Agile organizations quickly adapted to remote work at the inception of the health crisis. Now, many workers—and companies—don’t want to go back to the old way of doing business and some states are starting to change their tune on taxation for remote employees.
The Remote Worker Tax Dilemma
Businesses with facilities in multiple states have long been aware of their tax obligations to those states. With the 2018 passage of South Dakota v. Wayfair, economic nexus also became a key consideration. Nexus—the establishment of a relationship—also comes into play with remote workers.
There’s no argument that an employee or contractor working out of Colorado benefits from the state’s roadways, fire protection services, parks, and playgrounds. Colorado, therefore, expects payroll taxes to help cover those expenses. It’s normal to expect that a company with remote employees in the state would collect and remit those funds to Colorado, but the twist is that the state where the company’s headquarters reside sometimes also expects the collection and remittance of payroll taxes for those same employees.
State Remote & Non-Resident Worker Rules
During the initial days of the pandemic, many states believed the remote-worker influx would be temporary, and graciously offered companies a pass for needing to register with their state to collect taxes for the temporary remote workers. However, as the years have worn on, the desire for normalcy—and the need for funding—has retracted some of those offerings.
Five northeastern states have long recognized the impact of workers that work for companies in one state while they reside in another.
- New York
- New Jersey

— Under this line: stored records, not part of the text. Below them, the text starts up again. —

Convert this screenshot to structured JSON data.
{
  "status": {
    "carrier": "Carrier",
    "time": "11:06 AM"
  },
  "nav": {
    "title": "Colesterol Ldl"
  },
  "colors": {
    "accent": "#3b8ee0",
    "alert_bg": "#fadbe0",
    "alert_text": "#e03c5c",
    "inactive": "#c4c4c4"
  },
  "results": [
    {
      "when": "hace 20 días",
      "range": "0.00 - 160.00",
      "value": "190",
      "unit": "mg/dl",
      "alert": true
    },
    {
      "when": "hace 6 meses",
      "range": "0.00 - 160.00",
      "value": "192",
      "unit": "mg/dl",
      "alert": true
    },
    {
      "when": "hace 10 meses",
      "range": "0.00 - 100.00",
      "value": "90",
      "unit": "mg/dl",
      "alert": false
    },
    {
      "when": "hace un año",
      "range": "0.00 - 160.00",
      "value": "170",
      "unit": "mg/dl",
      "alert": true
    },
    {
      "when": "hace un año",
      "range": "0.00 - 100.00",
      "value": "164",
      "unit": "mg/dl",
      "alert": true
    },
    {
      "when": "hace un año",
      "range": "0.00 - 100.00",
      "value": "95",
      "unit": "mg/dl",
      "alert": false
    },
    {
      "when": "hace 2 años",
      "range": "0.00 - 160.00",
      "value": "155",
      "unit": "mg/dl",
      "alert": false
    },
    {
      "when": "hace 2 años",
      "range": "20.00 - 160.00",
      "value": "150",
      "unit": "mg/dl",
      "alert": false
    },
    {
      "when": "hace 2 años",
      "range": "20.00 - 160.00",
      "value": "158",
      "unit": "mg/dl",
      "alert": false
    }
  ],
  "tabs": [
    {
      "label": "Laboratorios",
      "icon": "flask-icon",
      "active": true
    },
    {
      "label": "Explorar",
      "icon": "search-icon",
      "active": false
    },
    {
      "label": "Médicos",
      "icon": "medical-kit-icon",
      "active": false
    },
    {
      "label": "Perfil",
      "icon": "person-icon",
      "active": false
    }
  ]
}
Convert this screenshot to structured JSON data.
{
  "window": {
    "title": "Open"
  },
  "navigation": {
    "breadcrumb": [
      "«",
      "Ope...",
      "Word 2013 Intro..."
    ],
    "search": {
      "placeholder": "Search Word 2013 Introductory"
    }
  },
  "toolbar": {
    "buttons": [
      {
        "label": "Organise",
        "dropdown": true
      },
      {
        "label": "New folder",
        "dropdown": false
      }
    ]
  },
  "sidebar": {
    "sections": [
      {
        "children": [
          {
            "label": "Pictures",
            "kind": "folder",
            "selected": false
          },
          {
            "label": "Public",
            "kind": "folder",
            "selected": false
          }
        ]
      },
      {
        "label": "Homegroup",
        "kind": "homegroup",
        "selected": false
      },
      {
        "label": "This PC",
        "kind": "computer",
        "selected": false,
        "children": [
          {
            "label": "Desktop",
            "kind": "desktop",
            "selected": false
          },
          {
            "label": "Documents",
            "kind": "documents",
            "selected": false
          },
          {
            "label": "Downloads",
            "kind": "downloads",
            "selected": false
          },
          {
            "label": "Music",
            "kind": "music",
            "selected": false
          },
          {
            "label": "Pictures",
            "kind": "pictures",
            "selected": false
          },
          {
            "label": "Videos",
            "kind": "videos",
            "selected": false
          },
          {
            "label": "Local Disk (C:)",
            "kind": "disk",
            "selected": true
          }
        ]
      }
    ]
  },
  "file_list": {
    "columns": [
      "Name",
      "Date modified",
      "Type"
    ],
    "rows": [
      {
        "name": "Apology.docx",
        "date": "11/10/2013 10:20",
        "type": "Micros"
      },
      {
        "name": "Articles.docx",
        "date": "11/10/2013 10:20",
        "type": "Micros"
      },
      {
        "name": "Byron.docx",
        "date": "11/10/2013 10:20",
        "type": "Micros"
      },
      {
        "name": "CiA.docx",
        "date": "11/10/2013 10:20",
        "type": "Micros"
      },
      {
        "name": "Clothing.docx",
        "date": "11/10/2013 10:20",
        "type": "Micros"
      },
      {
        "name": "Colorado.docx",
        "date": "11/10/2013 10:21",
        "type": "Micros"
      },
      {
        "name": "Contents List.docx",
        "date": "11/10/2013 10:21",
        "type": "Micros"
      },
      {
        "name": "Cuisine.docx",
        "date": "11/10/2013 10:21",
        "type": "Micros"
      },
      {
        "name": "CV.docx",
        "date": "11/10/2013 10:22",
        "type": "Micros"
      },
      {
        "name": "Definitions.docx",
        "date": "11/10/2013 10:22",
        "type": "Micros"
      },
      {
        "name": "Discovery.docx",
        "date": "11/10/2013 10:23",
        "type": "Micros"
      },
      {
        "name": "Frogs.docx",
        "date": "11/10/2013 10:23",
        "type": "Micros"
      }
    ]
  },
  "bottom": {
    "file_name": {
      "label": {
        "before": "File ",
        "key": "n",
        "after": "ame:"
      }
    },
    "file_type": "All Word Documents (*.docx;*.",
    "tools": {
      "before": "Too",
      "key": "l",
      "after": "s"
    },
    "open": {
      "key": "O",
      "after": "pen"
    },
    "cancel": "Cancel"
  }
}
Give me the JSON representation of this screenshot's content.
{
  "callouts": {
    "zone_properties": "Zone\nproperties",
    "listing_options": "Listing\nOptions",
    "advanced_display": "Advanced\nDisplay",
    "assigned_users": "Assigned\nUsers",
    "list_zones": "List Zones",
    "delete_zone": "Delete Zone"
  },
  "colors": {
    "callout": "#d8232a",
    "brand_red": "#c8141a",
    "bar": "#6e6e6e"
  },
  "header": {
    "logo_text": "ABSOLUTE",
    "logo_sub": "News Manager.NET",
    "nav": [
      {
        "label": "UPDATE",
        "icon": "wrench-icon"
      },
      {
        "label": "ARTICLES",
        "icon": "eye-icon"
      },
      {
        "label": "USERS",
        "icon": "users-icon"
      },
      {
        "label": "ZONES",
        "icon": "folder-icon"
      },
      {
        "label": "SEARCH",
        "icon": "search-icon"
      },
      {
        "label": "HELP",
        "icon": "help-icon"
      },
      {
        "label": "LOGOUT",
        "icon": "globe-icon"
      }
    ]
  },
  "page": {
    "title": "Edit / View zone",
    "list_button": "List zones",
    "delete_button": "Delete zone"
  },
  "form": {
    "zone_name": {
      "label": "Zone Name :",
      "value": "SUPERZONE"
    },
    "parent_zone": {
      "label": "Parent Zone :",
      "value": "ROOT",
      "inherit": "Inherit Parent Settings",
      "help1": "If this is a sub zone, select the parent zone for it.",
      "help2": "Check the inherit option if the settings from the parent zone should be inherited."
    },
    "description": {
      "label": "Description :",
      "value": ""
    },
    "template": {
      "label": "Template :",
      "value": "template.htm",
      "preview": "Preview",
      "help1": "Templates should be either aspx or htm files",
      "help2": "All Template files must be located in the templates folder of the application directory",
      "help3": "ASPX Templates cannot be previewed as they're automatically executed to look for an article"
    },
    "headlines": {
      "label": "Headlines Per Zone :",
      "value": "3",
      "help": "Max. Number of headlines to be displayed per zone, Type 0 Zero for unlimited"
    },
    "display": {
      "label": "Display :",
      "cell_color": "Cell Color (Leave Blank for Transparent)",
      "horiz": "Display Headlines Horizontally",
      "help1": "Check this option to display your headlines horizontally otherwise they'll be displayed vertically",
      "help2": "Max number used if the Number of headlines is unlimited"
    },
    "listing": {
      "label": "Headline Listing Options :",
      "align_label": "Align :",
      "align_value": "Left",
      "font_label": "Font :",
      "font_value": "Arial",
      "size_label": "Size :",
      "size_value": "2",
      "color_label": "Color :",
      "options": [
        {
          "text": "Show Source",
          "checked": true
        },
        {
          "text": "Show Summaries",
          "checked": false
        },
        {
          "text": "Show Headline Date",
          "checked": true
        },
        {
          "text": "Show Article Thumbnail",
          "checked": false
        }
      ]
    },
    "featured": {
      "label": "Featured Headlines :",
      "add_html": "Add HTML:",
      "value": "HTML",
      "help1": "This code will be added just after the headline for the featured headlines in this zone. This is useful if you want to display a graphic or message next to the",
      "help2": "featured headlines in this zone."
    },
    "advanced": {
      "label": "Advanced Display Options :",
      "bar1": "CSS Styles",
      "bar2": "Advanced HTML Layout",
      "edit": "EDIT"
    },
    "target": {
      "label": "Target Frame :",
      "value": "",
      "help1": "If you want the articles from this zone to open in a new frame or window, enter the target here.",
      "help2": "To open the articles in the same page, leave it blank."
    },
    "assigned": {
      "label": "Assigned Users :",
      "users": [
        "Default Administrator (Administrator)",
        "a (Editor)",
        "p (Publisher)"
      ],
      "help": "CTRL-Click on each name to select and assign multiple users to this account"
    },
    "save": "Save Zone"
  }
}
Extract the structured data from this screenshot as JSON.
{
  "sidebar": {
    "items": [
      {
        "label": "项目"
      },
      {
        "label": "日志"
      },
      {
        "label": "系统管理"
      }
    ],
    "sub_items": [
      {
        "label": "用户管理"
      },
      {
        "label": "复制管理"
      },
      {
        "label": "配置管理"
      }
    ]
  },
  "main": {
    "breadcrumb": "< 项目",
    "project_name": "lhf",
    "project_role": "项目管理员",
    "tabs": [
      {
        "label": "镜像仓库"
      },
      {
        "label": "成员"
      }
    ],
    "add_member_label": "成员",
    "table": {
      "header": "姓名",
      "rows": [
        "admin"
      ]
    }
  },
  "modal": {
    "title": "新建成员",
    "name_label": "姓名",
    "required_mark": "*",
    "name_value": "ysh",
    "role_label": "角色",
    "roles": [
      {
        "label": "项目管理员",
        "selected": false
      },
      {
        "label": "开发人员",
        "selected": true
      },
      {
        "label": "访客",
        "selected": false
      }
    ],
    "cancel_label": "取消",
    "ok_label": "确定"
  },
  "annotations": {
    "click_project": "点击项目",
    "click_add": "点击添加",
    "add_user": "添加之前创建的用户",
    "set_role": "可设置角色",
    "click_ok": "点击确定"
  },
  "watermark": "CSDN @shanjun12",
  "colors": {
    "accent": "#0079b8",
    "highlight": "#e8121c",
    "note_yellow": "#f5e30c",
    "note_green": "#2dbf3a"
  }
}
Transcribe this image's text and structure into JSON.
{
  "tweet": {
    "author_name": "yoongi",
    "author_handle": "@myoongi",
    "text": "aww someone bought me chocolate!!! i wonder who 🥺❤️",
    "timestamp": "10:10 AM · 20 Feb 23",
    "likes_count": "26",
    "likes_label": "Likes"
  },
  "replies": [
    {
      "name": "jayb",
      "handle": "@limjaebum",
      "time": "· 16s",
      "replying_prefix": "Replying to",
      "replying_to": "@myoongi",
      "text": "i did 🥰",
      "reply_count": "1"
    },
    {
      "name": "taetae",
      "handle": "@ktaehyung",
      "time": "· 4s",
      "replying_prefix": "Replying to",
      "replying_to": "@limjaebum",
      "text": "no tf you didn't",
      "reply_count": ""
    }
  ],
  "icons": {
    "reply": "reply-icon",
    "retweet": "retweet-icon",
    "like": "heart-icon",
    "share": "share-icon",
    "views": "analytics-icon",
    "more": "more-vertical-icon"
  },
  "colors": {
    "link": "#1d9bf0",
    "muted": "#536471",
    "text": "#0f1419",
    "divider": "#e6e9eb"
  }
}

Other states, such as Massachusetts, adopted rules during the pandemic that define tax and policy treatment (personal income and withholding tax, sales and use tax, corporate excise tax, and paid family and medical leave), while covered under a federal or state emergency order. As time has worn on, making taxation rules permanent, or adjusting them completely, is now on the table.
Double Taxation & Convenience Rules
Pre-pandemic non-resident regulations in New York and other states are referred to as convenience rules. Their legislative bodies determined that when workers reside outside of their state due to their preference or convenience, they too have the right to tax those individuals and companies, subjecting them to double taxation.
Many states allow taxpayers to receive credit for taxes paid in other states, while other states don’t. Federally, individuals operating pass-through entities can also get caught up in the $10,000 limit to state and local tax deductions.
Complications & Resolution
New York’s “convenience rule” no longer applies its tax code in a manner that reflects its name. In March 2020, healthcare workers who bravely risked their lives and set off to aid New York City during the health crisis unwittingly found themselves obligated to pay New York state payroll taxes as well as taxes to their own states if they hadn’t left before New York taxed their citizens—as in the case of Colorado and other states.
Tax obligations of individuals and companies in remote working situations are far from clear. Answers to the below questions are in high demand and may vary per state:
- If a remote worker decides not to return to their prior residency state, when does their tax treatment change?
- When do state sales and use tax obligations begin— when a company has employees or contractors working (1) temporarily or (2) permanently in different states?
- Are corporate income taxes also required in states where employees or contractors reside?
- Can and should a company require notification by remote workers of where they are performing their work?
We Welcome Your Questions
While the various state and federal tax rules are not unanimous or necessarily clear, REDW’s State and Local Tax (SALT) team is staying on top of these moving targets in each state. Our trusted advisors are ready to help you with tax planning options that strategically manage your obligations and minimize your risk and tax exposure.